Some of the mechanisms that trigger type 2 diabetes remain a mystery despite the major strides scientists have made with the disease in recent years.

But an international DNA study involving Cambridge University may now pave the way for further treatments for the condition that affects four million people in the UK and at least 460 million people worldwide. Several factors contribute to an increased risk of type 2 diabetes, such as older age, being overweight or having obesity, physical inactivity and genetic predisposition.

If untreated, type 2 diabetes can lead to complications including eye and foot problems, nerve damage and a raised risk of heart attack and stroke. Insulin, a hormone that regulates blood sugar – glucose – levels plays a pivotal role.

People who have type 2 diabetes are unable to correctly regulate their glucose levels. That can be because they don’t produce enough insulin when glucose levels increase, for example after eating a meal.

Or it can be because their cells are less sensitive to insulin, a phenomenon known as insulin resistance, and this plays a key role in the development of type 2 diabetes, but we don’t know the mechanisms at play. Insulin resistance can be shown up with a glucose challenge test – such as consuming a sugary drink after a meal – after which glucose levels in the body are tracked.

To examine these mechanisms, an international team of scientists used genetic data from 28 studies, encompassing more than 55,000 participants (none of whom had type 2 diabetes), to look for key genetic variants that influenced insulin levels measured two hours after consuming a sugary drink.

Ten new loci (regions of the genome, which are the complete set of DNA of an organism) were identified linked to insulin resistance after the sugary drink and were found to carry a higher risk of type 2 diabetes. One of these new loci was located within a gene named GLUT4 – responsible for moving glucose into fat and muscle cells. This locus caused GLUT4 to be less active in the muscle cells.

Experiments showed when less GLUT4 made its way onto the surface of a cell, the cell’s ability to remove glucose from the blood was impaired. Professor Claudia Langenberg, of Queen Mary University of London and the Berlin Institute of Health, Germany, said: “Our ­findings open up a potential new avenue for the development of treatments to stop the progress of type 2 diabetes.
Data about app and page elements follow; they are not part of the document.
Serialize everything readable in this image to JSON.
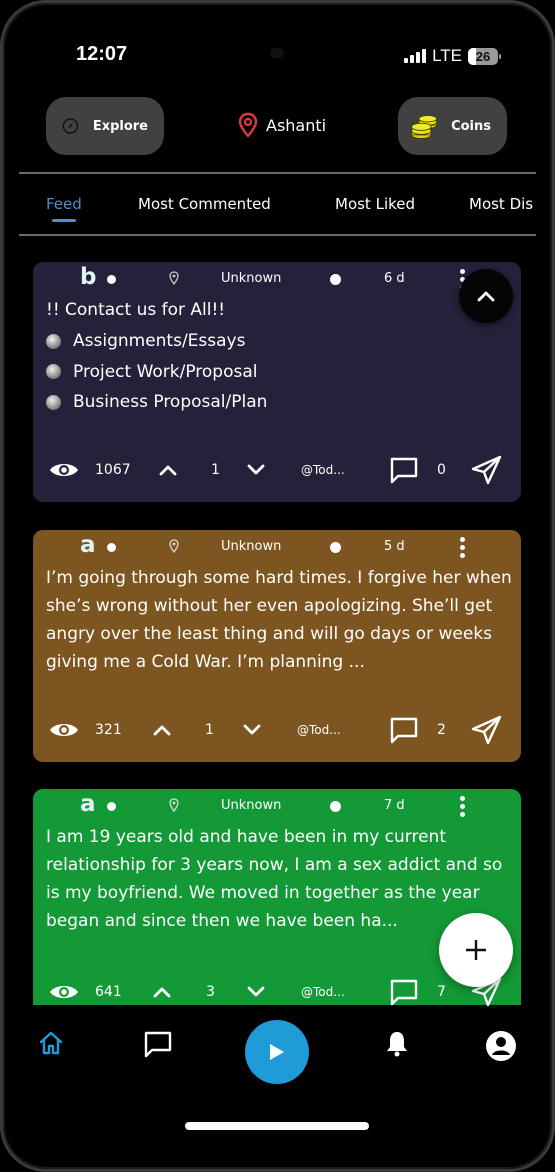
{
  "status_bar": {
    "time": "12:07",
    "network": "LTE",
    "battery": "26",
    "battery_level_percent": 26
  },
  "header": {
    "explore_label": "Explore",
    "location": "Ashanti",
    "coins_label": "Coins"
  },
  "tabs": [
    {
      "label": "Feed",
      "active": true
    },
    {
      "label": "Most Commented",
      "active": false
    },
    {
      "label": "Most Liked",
      "active": false
    },
    {
      "label": "Most Dis",
      "active": false
    }
  ],
  "posts": [
    {
      "avatar_letter": "b",
      "location": "Unknown",
      "time": "6 d",
      "background": "#25213a",
      "title": "!! Contact us for All!!",
      "bullets": [
        "Assignments/Essays",
        "Project Work/Proposal",
        "Business Proposal/Plan"
      ],
      "views": "1067",
      "score": "1",
      "handle": "@Tod...",
      "comments": "0"
    },
    {
      "avatar_letter": "a",
      "location": "Unknown",
      "time": "5 d",
      "background": "#7d5520",
      "text": "I’m going through some hard times. I forgive her when she’s wrong without her even apologizing. She’ll get angry over the least thing and will go days or weeks giving me a Cold War. I’m planning ...",
      "views": "321",
      "score": "1",
      "handle": "@Tod...",
      "comments": "2"
    },
    {
      "avatar_letter": "a",
      "location": "Unknown",
      "time": "7 d",
      "background": "#139a36",
      "text": "I am 19 years old and have been in my current relationship for 3 years now, I am a sex addict and so is my boyfriend. We moved in together as the year began and since then we have been ha...",
      "views": "641",
      "score": "3",
      "handle": "@Tod...",
      "comments": "7"
    }
  ],
  "bottom_nav": {
    "items": [
      "home",
      "messages",
      "play",
      "notifications",
      "profile"
    ],
    "active": "home",
    "accent": "#1f9bd7"
  }
}
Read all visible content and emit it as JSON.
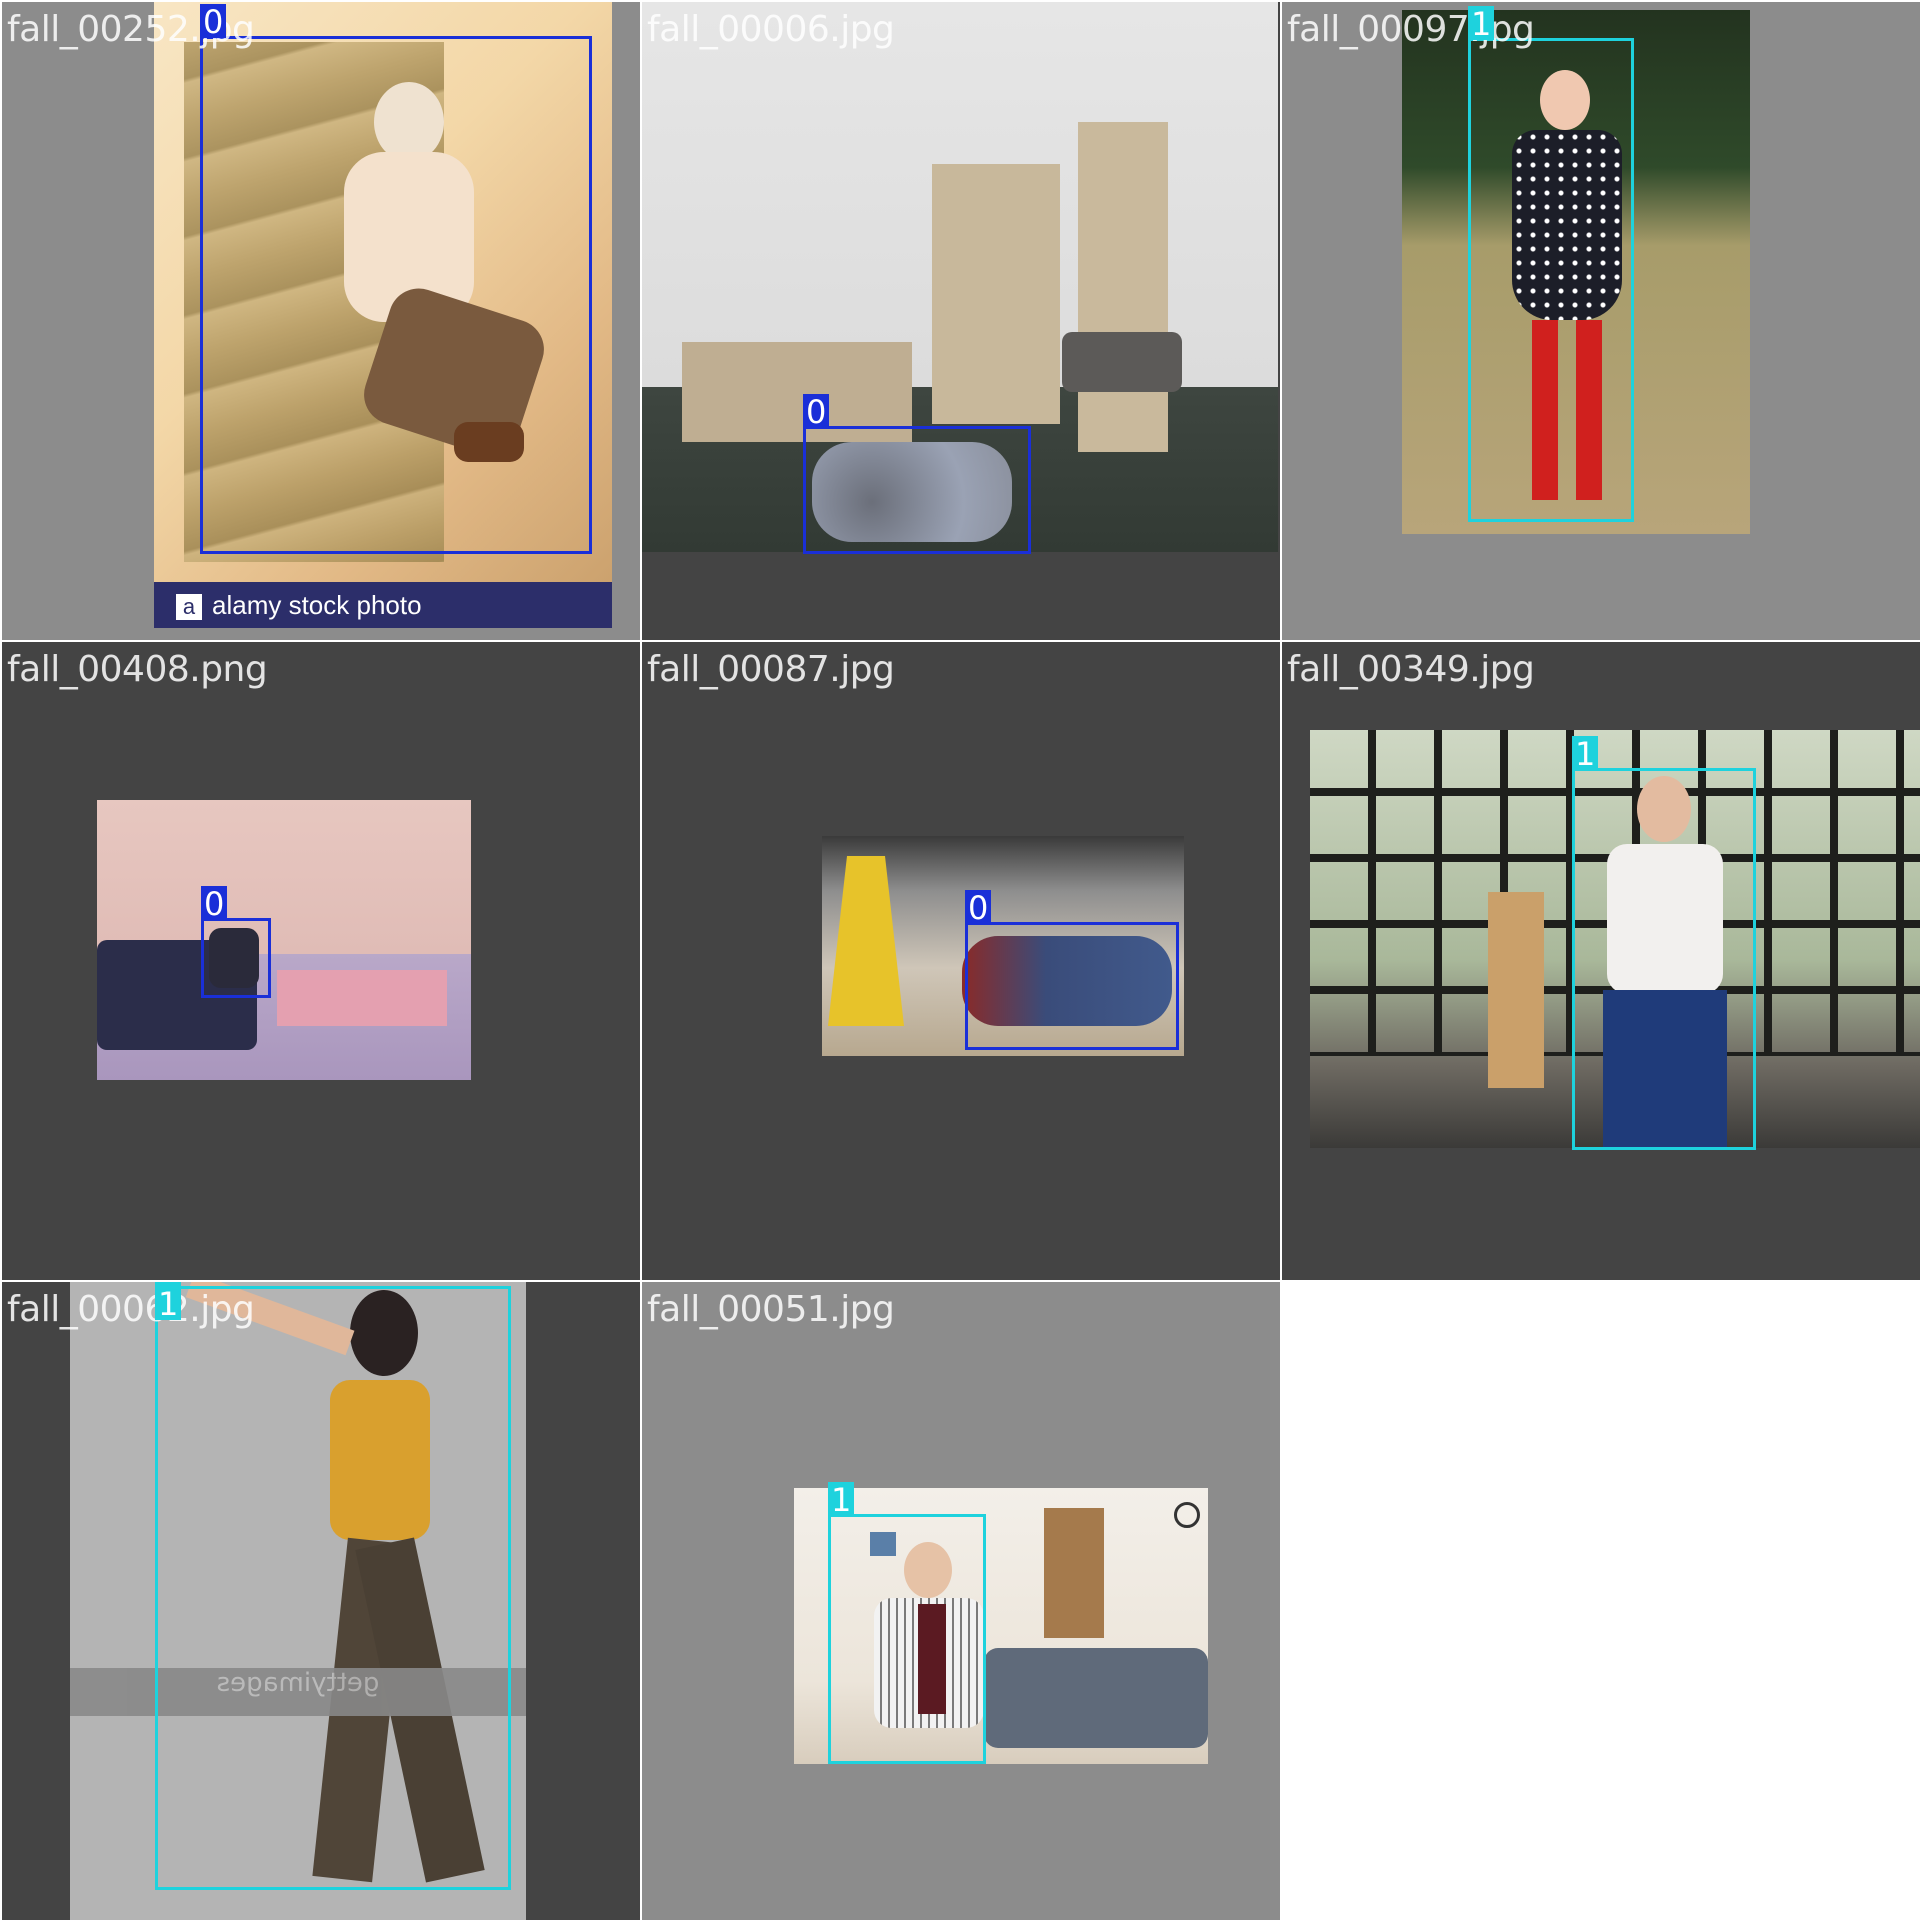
{
  "grid": {
    "tiles": [
      {
        "filename": "fall_00252.jpg",
        "boxes": [
          {
            "class_label": "0"
          }
        ],
        "watermark": "alamy stock photo",
        "watermark_logo": "a"
      },
      {
        "filename": "fall_00006.jpg",
        "boxes": [
          {
            "class_label": "0"
          }
        ]
      },
      {
        "filename": "fall_00097.jpg",
        "boxes": [
          {
            "class_label": "1"
          }
        ]
      },
      {
        "filename": "fall_00408.png",
        "boxes": [
          {
            "class_label": "0"
          }
        ]
      },
      {
        "filename": "fall_00087.jpg",
        "boxes": [
          {
            "class_label": "0"
          }
        ]
      },
      {
        "filename": "fall_00349.jpg",
        "boxes": [
          {
            "class_label": "1"
          }
        ]
      },
      {
        "filename": "fall_00062.jpg",
        "boxes": [
          {
            "class_label": "1"
          }
        ],
        "watermark": "gettyimages"
      },
      {
        "filename": "fall_00051.jpg",
        "boxes": [
          {
            "class_label": "1"
          }
        ]
      }
    ]
  },
  "colors": {
    "class_0_box": "#1a2fd8",
    "class_1_box": "#1ed2dd",
    "tile_gray": "#8c8c8c",
    "tile_dark": "#444444"
  }
}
“It also shows how genetic studies of dynamic challenge tests can provide important insights that would otherwise remain hidden.”